= Directions for this task =
Copy all the lines below without altering anything.

### Dataset entries

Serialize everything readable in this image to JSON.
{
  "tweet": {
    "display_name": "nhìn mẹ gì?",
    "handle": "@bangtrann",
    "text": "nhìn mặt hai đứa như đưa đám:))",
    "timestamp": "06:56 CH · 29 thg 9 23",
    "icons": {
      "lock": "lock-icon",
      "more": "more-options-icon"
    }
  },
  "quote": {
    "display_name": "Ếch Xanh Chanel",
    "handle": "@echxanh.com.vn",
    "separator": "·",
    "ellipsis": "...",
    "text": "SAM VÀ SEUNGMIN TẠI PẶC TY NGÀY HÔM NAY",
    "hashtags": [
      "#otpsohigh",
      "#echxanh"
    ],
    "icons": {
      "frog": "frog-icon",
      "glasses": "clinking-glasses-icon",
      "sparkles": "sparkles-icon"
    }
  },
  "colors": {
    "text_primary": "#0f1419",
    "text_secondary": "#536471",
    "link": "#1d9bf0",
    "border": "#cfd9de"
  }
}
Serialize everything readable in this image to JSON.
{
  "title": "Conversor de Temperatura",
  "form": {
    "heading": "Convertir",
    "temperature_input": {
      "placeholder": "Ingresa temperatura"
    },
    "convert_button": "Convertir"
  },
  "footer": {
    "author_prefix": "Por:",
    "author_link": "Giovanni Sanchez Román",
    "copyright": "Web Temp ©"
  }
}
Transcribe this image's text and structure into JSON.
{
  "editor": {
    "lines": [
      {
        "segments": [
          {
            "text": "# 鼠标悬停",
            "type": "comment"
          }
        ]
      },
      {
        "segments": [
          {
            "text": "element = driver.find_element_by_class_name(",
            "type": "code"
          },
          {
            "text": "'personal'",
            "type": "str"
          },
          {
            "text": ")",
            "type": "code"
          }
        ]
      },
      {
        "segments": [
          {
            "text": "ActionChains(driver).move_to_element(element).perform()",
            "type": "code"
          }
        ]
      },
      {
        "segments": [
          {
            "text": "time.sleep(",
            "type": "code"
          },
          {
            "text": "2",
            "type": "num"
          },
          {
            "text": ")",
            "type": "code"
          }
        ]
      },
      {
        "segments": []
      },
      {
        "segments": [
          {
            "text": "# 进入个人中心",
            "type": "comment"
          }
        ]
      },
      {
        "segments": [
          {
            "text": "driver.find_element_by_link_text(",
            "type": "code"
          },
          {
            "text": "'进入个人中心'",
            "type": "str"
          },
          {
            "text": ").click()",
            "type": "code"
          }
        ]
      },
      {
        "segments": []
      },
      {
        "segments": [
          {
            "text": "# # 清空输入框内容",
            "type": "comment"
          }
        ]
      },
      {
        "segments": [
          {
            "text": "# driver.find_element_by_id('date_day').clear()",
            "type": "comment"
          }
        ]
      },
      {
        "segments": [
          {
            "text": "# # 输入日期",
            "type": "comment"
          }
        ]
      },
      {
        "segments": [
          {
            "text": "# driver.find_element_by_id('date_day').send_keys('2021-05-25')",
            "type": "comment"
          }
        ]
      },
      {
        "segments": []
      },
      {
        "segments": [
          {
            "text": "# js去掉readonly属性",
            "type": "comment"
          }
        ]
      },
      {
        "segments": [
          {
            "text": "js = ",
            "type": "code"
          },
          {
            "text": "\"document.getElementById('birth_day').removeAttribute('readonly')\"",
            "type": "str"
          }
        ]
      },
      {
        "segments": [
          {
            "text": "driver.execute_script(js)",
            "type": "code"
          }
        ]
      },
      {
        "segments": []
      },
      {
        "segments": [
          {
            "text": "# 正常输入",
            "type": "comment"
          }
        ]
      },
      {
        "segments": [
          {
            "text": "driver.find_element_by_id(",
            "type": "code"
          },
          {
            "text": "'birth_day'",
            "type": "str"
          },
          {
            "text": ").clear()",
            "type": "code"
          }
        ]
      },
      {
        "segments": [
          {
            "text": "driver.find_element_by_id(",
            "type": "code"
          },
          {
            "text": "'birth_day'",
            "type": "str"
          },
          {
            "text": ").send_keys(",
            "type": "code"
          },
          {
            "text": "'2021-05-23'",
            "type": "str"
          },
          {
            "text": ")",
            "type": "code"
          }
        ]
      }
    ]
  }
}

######

= Answer section =
Serialize everything readable in this image to JSON.
{
  "tweet": {
    "display_name": "nhìn mẹ gì?",
    "handle": "@bangtrann",
    "text": "nhìn mặt hai đứa như đưa đám:))",
    "timestamp": "06:56 CH · 29 thg 9 23",
    "icons": {
      "lock": "lock-icon",
      "more": "more-options-icon"
    }
  },
  "quote": {
    "display_name": "Ếch Xanh Chanel",
    "handle": "@echxanh.com.vn",
    "separator": "·",
    "ellipsis": "...",
    "text": "SAM VÀ SEUNGMIN TẠI PẶC TY NGÀY HÔM NAY",
    "hashtags": [
      "#otpsohigh",
      "#echxanh"
    ],
    "icons": {
      "frog": "frog-icon",
      "glasses": "clinking-glasses-icon",
      "sparkles": "sparkles-icon"
    }
  },
  "colors": {
    "text_primary": "#0f1419",
    "text_secondary": "#536471",
    "link": "#1d9bf0",
    "border": "#cfd9de"
  }
}
Serialize everything readable in this image to JSON.
{
  "title": "Conversor de Temperatura",
  "form": {
    "heading": "Convertir",
    "temperature_input": {
      "placeholder": "Ingresa temperatura"
    },
    "convert_button": "Convertir"
  },
  "footer": {
    "author_prefix": "Por:",
    "author_link": "Giovanni Sanchez Román",
    "copyright": "Web Temp ©"
  }
}
Transcribe this image's text and structure into JSON.
{
  "editor": {
    "lines": [
      {
        "segments": [
          {
            "text": "# 鼠标悬停",
            "type": "comment"
          }
        ]
      },
      {
        "segments": [
          {
            "text": "element = driver.find_element_by_class_name(",
            "type": "code"
          },
          {
            "text": "'personal'",
            "type": "str"
          },
          {
            "text": ")",
            "type": "code"
          }
        ]
      },
      {
        "segments": [
          {
            "text": "ActionChains(driver).move_to_element(element).perform()",
            "type": "code"
          }
        ]
      },
      {
        "segments": [
          {
            "text": "time.sleep(",
            "type": "code"
          },
          {
            "text": "2",
            "type": "num"
          },
          {
            "text": ")",
            "type": "code"
          }
        ]
      },
      {
        "segments": []
      },
      {
        "segments": [
          {
            "text": "# 进入个人中心",
            "type": "comment"
          }
        ]
      },
      {
        "segments": [
          {
            "text": "driver.find_element_by_link_text(",
            "type": "code"
          },
          {
            "text": "'进入个人中心'",
            "type": "str"
          },
          {
            "text": ").click()",
            "type": "code"
          }
        ]
      },
      {
        "segments": []
      },
      {
        "segments": [
          {
            "text": "# # 清空输入框内容",
            "type": "comment"
          }
        ]
      },
      {
        "segments": [
          {
            "text": "# driver.find_element_by_id('date_day').clear()",
            "type": "comment"
          }
        ]
      },
      {
        "segments": [
          {
            "text": "# # 输入日期",
            "type": "comment"
          }
        ]
      },
      {
        "segments": [
          {
            "text": "# driver.find_element_by_id('date_day').send_keys('2021-05-25')",
            "type": "comment"
          }
        ]
      },
      {
        "segments": []
      },
      {
        "segments": [
          {
            "text": "# js去掉readonly属性",
            "type": "comment"
          }
        ]
      },
      {
        "segments": [
          {
            "text": "js = ",
            "type": "code"
          },
          {
            "text": "\"document.getElementById('birth_day').removeAttribute('readonly')\"",
            "type": "str"
          }
        ]
      },
      {
        "segments": [
          {
            "text": "driver.execute_script(js)",
            "type": "code"
          }
        ]
      },
      {
        "segments": []
      },
      {
        "segments": [
          {
            "text": "# 正常输入",
            "type": "comment"
          }
        ]
      },
      {
        "segments": [
          {
            "text": "driver.find_element_by_id(",
            "type": "code"
          },
          {
            "text": "'birth_day'",
            "type": "str"
          },
          {
            "text": ").clear()",
            "type": "code"
          }
        ]
      },
      {
        "segments": [
          {
            "text": "driver.find_element_by_id(",
            "type": "code"
          },
          {
            "text": "'birth_day'",
            "type": "str"
          },
          {
            "text": ").send_keys(",
            "type": "code"
          },
          {
            "text": "'2021-05-23'",
            "type": "str"
          },
          {
            "text": ")",
            "type": "code"
          }
        ]
      }
    ]
  }
}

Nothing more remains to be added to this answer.